**Source data**
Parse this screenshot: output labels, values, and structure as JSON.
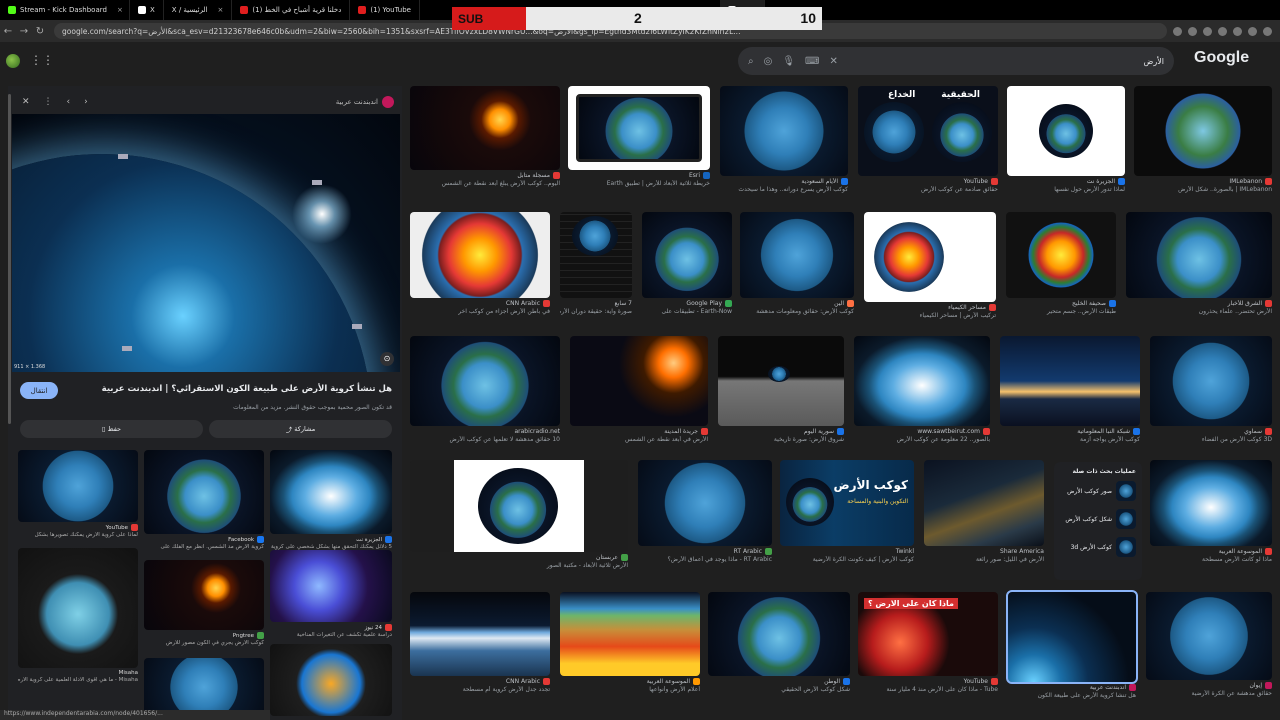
{
  "tabs": [
    {
      "label": "Stream - Kick Dashboard",
      "icon": "kick"
    },
    {
      "label": "X",
      "icon": "x"
    },
    {
      "label": "X / الرئيسية",
      "icon": "x"
    },
    {
      "label": "(1) دخلنا قرية أشباح في الخط",
      "icon": "youtube"
    },
    {
      "label": "(1) YouTube",
      "icon": "youtube"
    },
    {
      "label": "",
      "icon": "google"
    }
  ],
  "sub_counter": {
    "label": "SUB",
    "current": "2",
    "goal": "10"
  },
  "address": {
    "url": "google.com/search?q=الأرض&sca_esv=d21323678e646c0b&udm=2&biw=2560&bih=1351&sxsrf=AE3TifOVzxLD8VWNrGU...&oq=الأرض&gs_lp=Egtnd3Mtd2l6LWltZyIK2KfZhNin2L..."
  },
  "search": {
    "query": "الأرض"
  },
  "google_logo": "Google",
  "panel": {
    "source": "اندبندنت عربية",
    "title": "هل تنشأ كروية الأرض على طبيعة الكون الاستقرائي؟ | اندبندنت عربية",
    "subtitle": "قد تكون الصور محمية بموجب حقوق النشر. مزيد من المعلومات",
    "visit_label": "انتقال",
    "share_label": "مشاركة",
    "save_label": "حفظ",
    "image_dims": "911 × 1.368",
    "related": [
      {
        "source": "YouTube",
        "title": "لماذا على كروية الأرض يمكنك تصويرها بشكل"
      },
      {
        "source": "Facebook",
        "title": "كروية الأرض مد الشمس. انظر مع الفلك على"
      },
      {
        "source": "الجزيرة نت",
        "title": "5 دلائل يمكنك التحقق منها بشكل شخصي على كروية"
      },
      {
        "source": "Misaha",
        "title": "Misaha - ما هي أقوى الأدلة العلمية على كروية الأرض"
      },
      {
        "source": "Pngtree",
        "title": "كوكب الأرض يجري في الكون مصور للأرض"
      },
      {
        "source": "24 نيوز",
        "title": "دراسة علمية تكشف عن التغيرات المناخية"
      }
    ]
  },
  "grid": [
    [
      {
        "source": "مسجلة متابل",
        "title": "اليوم.. كوكب الأرض يبلغ أبعد نقطة عن الشمس"
      },
      {
        "source": "Esri",
        "title": "خريطة ثلاثية الأبعاد للأرض | تطبيق Earth"
      },
      {
        "source": "الأيام السعودية",
        "title": "كوكب الأرض يسرع دورانه.. وهذا ما سيحدث"
      },
      {
        "source": "YouTube",
        "title": "حقائق صادمة عن كوكب الأرض"
      },
      {
        "source": "الجزيرة نت",
        "title": "لماذا تدور الأرض حول نفسها"
      },
      {
        "source": "IMLebanon",
        "title": "IMLebanon | بالصورة.. شكل الأرض"
      }
    ],
    [
      {
        "source": "CNN Arabic",
        "title": "في باطن الأرض أجزاء من كوكب آخر"
      },
      {
        "source": "7 سابع",
        "title": "صورة وآية: حقيقة دوران الأرض"
      },
      {
        "source": "Google Play",
        "title": "Earth-Now - تطبيقات على"
      },
      {
        "source": "الين",
        "title": "كوكب الأرض: حقائق ومعلومات مدهشة"
      },
      {
        "source": "مساحر الكيمياء",
        "title": "تركيب الأرض | مساحر الكيمياء"
      },
      {
        "source": "صحيفة الخليج",
        "title": "طبقات الأرض.. جسم متحير"
      },
      {
        "source": "الشرق للأخبار",
        "title": "الأرض تحتضر.. علماء يحذرون"
      }
    ],
    [
      {
        "source": "arabicradio.net",
        "title": "10 حقائق مدهشة لا تعلمها عن كوكب الأرض"
      },
      {
        "source": "جريدة المدينة",
        "title": "الأرض في أبعد نقطة عن الشمس"
      },
      {
        "source": "سورية اليوم",
        "title": "شروق الأرض: صورة تاريخية"
      },
      {
        "source": "www.sawtbeirut.com",
        "title": "بالصور.. 22 معلومة عن كوكب الأرض"
      },
      {
        "source": "شبكة النبأ المعلوماتية",
        "title": "كوكب الأرض يواجه أزمة"
      },
      {
        "source": "سماوي",
        "title": "3D كوكب الأرض من الفضاء"
      }
    ],
    [
      {
        "source": "عربستان",
        "title": "الأرض ثلاثية الأبعاد - مكتبة الصور"
      },
      {
        "source": "RT Arabic",
        "title": "RT Arabic - ماذا يوجد في أعماق الأرض؟"
      },
      {
        "source": "Twinkl",
        "title": "كوكب الأرض | كيف تكونت الكرة الأرضية"
      },
      {
        "source": "Share America",
        "title": "الأرض في الليل: صور رائعة"
      },
      {
        "source": "الموسوعة العربية",
        "title": "ماذا لو كانت الأرض مسطحة"
      }
    ],
    [
      {
        "source": "CNN Arabic",
        "title": "تجدد جدل الأرض كروية أم مسطحة"
      },
      {
        "source": "الموسوعة العربية",
        "title": "أعلام الأرض وأنواعها"
      },
      {
        "source": "الوطن",
        "title": "شكل كوكب الأرض الحقيقي"
      },
      {
        "source": "YouTube",
        "title": "Tube - ماذا كان على الأرض منذ 4 مليار سنة"
      },
      {
        "source": "اندبندنت عربية",
        "title": "هل تنشأ كروية الأرض على طبيعة الكون"
      },
      {
        "source": "إيوان",
        "title": "حقائق مدهشة عن الكرة الأرضية"
      }
    ]
  ],
  "overlays": {
    "fake_label": "الخداع",
    "real_label": "الحقيقية",
    "kawkab_title": "كوكب الأرض",
    "kawkab_sub": "التكوين والبنية والمساحة",
    "banner_q": "ماذا كان على الارض ؟"
  },
  "suggestions": {
    "heading": "عمليات بحث ذات صلة",
    "items": [
      "صور كوكب الأرض",
      "شكل كوكب الأرض",
      "كوكب الأرض 3d"
    ]
  },
  "statusbar": "https://www.independentarabia.com/node/401656/..."
}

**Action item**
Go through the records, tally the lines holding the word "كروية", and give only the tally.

**Task result**
7